hazel said...

I can't see ROLF without thinking of ralphing - my brain seems to equate the two. Not a Broadway musical person, but found this an enjoyable puzzle.

theme fill did not jump out at me so relied on crosses for getting much-needed footholds. More familiar with "No rest for the "weary" than the "wicked" but i think a show called Weary might not be very successful.

@dougp - according to boxofficemojo.com, Dr. T has outgrossed Ulee $13M to $9M in the US market although Ulee was much more well received critically. I liked Ulee's Gold alot. Might check out Dr. T too since its an Altman film.

Gene said...

I thought this was a difficult Sunday puzzle. Started at breakfast, finished at lunch. Brain hurts thanks to "ovett" and "eton".

Dave in Bend, Oregon said...

No love for this puzzle at all. Too many names just made the solving experience blah.
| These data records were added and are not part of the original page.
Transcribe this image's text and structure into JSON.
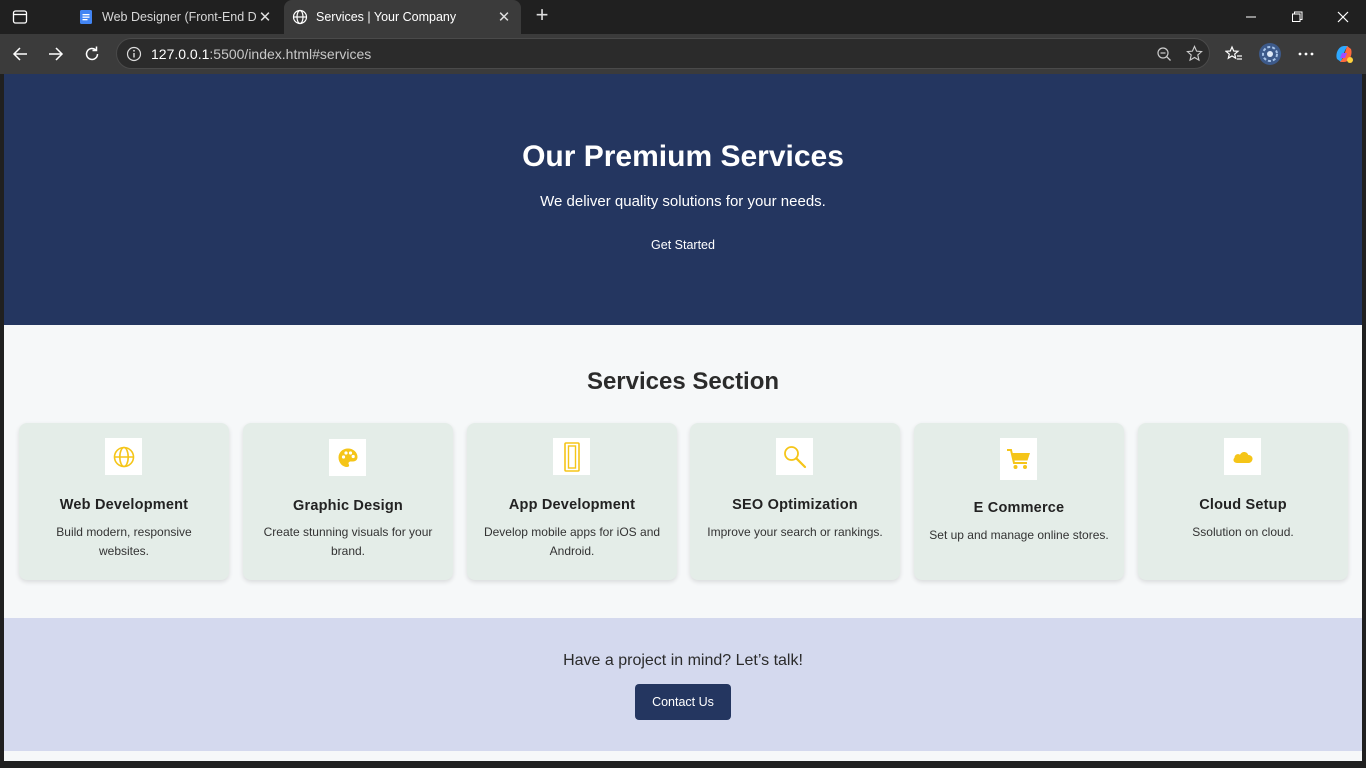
{
  "browser": {
    "tabs": [
      {
        "title": "Web Designer (Front-End Dev",
        "active": false
      },
      {
        "title": "Services | Your Company",
        "active": true
      }
    ],
    "url_host": "127.0.0.1",
    "url_rest": ":5500/index.html#services",
    "icons": [
      "sidebar-icon",
      "docs-icon",
      "globe-icon",
      "close-icon",
      "new-tab-icon",
      "minimize-icon",
      "restore-icon",
      "close-window-icon",
      "back-icon",
      "forward-icon",
      "refresh-icon",
      "site-info-icon",
      "zoom-icon",
      "favorite-star-icon",
      "favorites-icon",
      "profile-avatar-icon",
      "more-icon",
      "copilot-icon"
    ]
  },
  "hero": {
    "title": "Our Premium Services",
    "subtitle": "We deliver quality solutions for your needs.",
    "cta": "Get Started"
  },
  "services": {
    "heading": "Services Section",
    "cards": [
      {
        "title": "Web Development",
        "desc": "Build modern, responsive websites.",
        "icon": "globe-icon"
      },
      {
        "title": "Graphic Design",
        "desc": "Create stunning visuals for your brand.",
        "icon": "palette-icon"
      },
      {
        "title": "App Development",
        "desc": "Develop mobile apps for iOS and Android.",
        "icon": "mobile-icon"
      },
      {
        "title": "SEO Optimization",
        "desc": "Improve your search or rankings.",
        "icon": "search-icon"
      },
      {
        "title": "E Commerce",
        "desc": "Set up and manage online stores.",
        "icon": "cart-icon"
      },
      {
        "title": "Cloud Setup",
        "desc": "Ssolution on cloud.",
        "icon": "cloud-icon"
      }
    ]
  },
  "contact": {
    "text": "Have a project in mind? Let’s talk!",
    "button": "Contact Us"
  },
  "colors": {
    "hero_bg": "#243660",
    "icon_accent": "#f5c518",
    "card_bg": "#e4ede8",
    "contact_bg": "#d4d9ee"
  }
}
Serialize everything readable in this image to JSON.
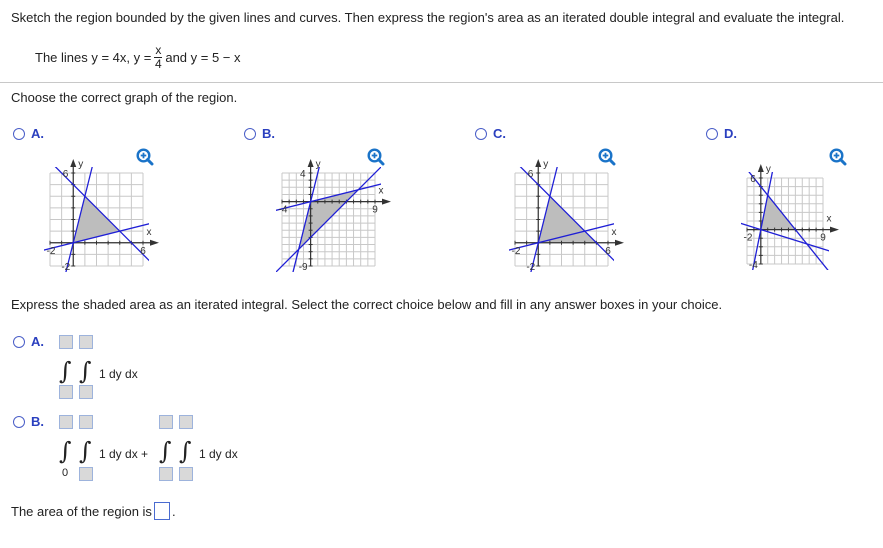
{
  "instructions": "Sketch the region bounded by the given lines and curves. Then express the region's area as an iterated double integral and evaluate the integral.",
  "problem": {
    "prefix": "The lines y = 4x, y =",
    "frac_num": "x",
    "frac_den": "4",
    "suffix": "and y = 5 − x"
  },
  "graph_question": "Choose the correct graph of the region.",
  "graph_options": [
    {
      "label": "A.",
      "zoom_icon": "magnify-plus-icon",
      "xmin": -2,
      "xmax": 6,
      "ymin": -2,
      "ymax": 6,
      "tick_labels": {
        "xmin": "-2",
        "xmax": "6",
        "ymin": "-2",
        "ymax": "6"
      },
      "lines": [
        "y = 4x",
        "y = x/4",
        "y = 5 - x"
      ],
      "shaded_vertices": [
        [
          0,
          0
        ],
        [
          1,
          4
        ],
        [
          4,
          1
        ]
      ]
    },
    {
      "label": "B.",
      "zoom_icon": "magnify-plus-icon",
      "xmin": -4,
      "xmax": 9,
      "ymin": -9,
      "ymax": 4,
      "tick_labels": {
        "xmin": "-4",
        "xmax": "9",
        "ymin": "-9",
        "ymax": "4"
      },
      "lines": [
        "y = 4x",
        "y = x/4",
        "y = x - 5"
      ],
      "shaded_vertices": [
        [
          0,
          0
        ],
        [
          6.67,
          1.67
        ],
        [
          -1.67,
          -6.67
        ]
      ]
    },
    {
      "label": "C.",
      "zoom_icon": "magnify-plus-icon",
      "xmin": -2,
      "xmax": 6,
      "ymin": -2,
      "ymax": 6,
      "tick_labels": {
        "xmin": "-2",
        "xmax": "6",
        "ymin": "-2",
        "ymax": "6"
      },
      "lines": [
        "y = 4x",
        "y = x/4",
        "y = 5 - x"
      ],
      "shaded_vertices": [
        [
          0,
          0
        ],
        [
          1,
          4
        ],
        [
          4,
          1
        ],
        [
          5,
          0
        ]
      ]
    },
    {
      "label": "D.",
      "zoom_icon": "magnify-plus-icon",
      "xmin": -2,
      "xmax": 9,
      "ymin": -4,
      "ymax": 6,
      "tick_labels": {
        "xmin": "-2",
        "xmax": "9",
        "ymin": "-4",
        "ymax": "6"
      },
      "lines": [
        "y = 4x",
        "y = -x/4",
        "y = 5 - x"
      ],
      "shaded_vertices": [
        [
          0,
          0
        ],
        [
          1,
          4
        ],
        [
          5,
          0
        ]
      ]
    }
  ],
  "integral_question": "Express the shaded area as an iterated integral. Select the correct choice below and fill in any answer boxes in your choice.",
  "integral_options": [
    {
      "label": "A.",
      "integrand": "1 dy dx"
    },
    {
      "label": "B.",
      "integrand_1": "1 dy dx +",
      "integrand_2": "1 dy dx",
      "lower_limit_fixed": "0"
    }
  ],
  "area_prompt": "The area of the region is",
  "area_suffix": ".",
  "axis_labels": {
    "x": "x",
    "y": "y"
  },
  "colors": {
    "line": "#1f1fd6",
    "shade": "#bdbdbd",
    "grid": "#c8c8c8",
    "label_blue": "#2a3fbf",
    "zoom_icon": "#1a73c8"
  }
}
The east alone with OSRIC, KARCH, EMIL, GEISEL and throw in the (obscure) cluing for GAELS and it was a real mess. The plays part of it did not throw me (but, same as Doug,, DNK APPLAUSE). I did like the cluing for LUGOSI and PAPAL but as a whole, it just felt like a clunky way to include a bunch of plays in the long answers. Oh well off to see if there are better pastures at the NYT.

Dave in Bend, Oregon said...

Oh yeah, one more kvetch. My experience has always been that theme answers are either "clever" (? clues) or not....But the NORESTFORTHEWICKED one was out of place with the others. Maybe I am wrong.

Dave in Bend, Oregon said...

Egg on face. Today's NYT has the same thing - where one of the theme answered is ? clued and all the others aren't. I guess I was wrong after all? Hoping that Rory does not melt down in the US Open today but I bet NBC is secretly hoping that he does.

CoffeeLvr said...

I chewed on this puzzle for quite a while, and eventually beat it, but not without some struggle.

I do love a good Sunday, but this one didn't do it for me. All of the phrases were in the language though, my mother used to say "No rest for the wicked."

Quibbles: 17D is clued as "safe opener" and 86D is SAFE. AOLER is as ugly as it gets.

I didn't see the period after Alas., and was looking for something like an archaic Oh Me. Didn't know CESS, but it was clued as British, and is. I knew enough of the obscure names to get through the "WICKED" crossings, but the second A in KAA was my last letter into the grid. What I still can't figure out is how PING is a "ball game opener," unless it means Ping Pong is played with a ball.

Happy Father's Day to any Dads here.

Dave in Bend, Oregon said...

@coffee....Obviosuly it is indeed the opening word to Ping Pong but when it comes to "ball game" I tend to agree with you. It seems to me a ball game is a team sport (fotball, baseball even soccer, etc.) but ping pong, although played with a ball does not strike me as a "ball game", just like golf, tennis, etc. so I see what you are saying.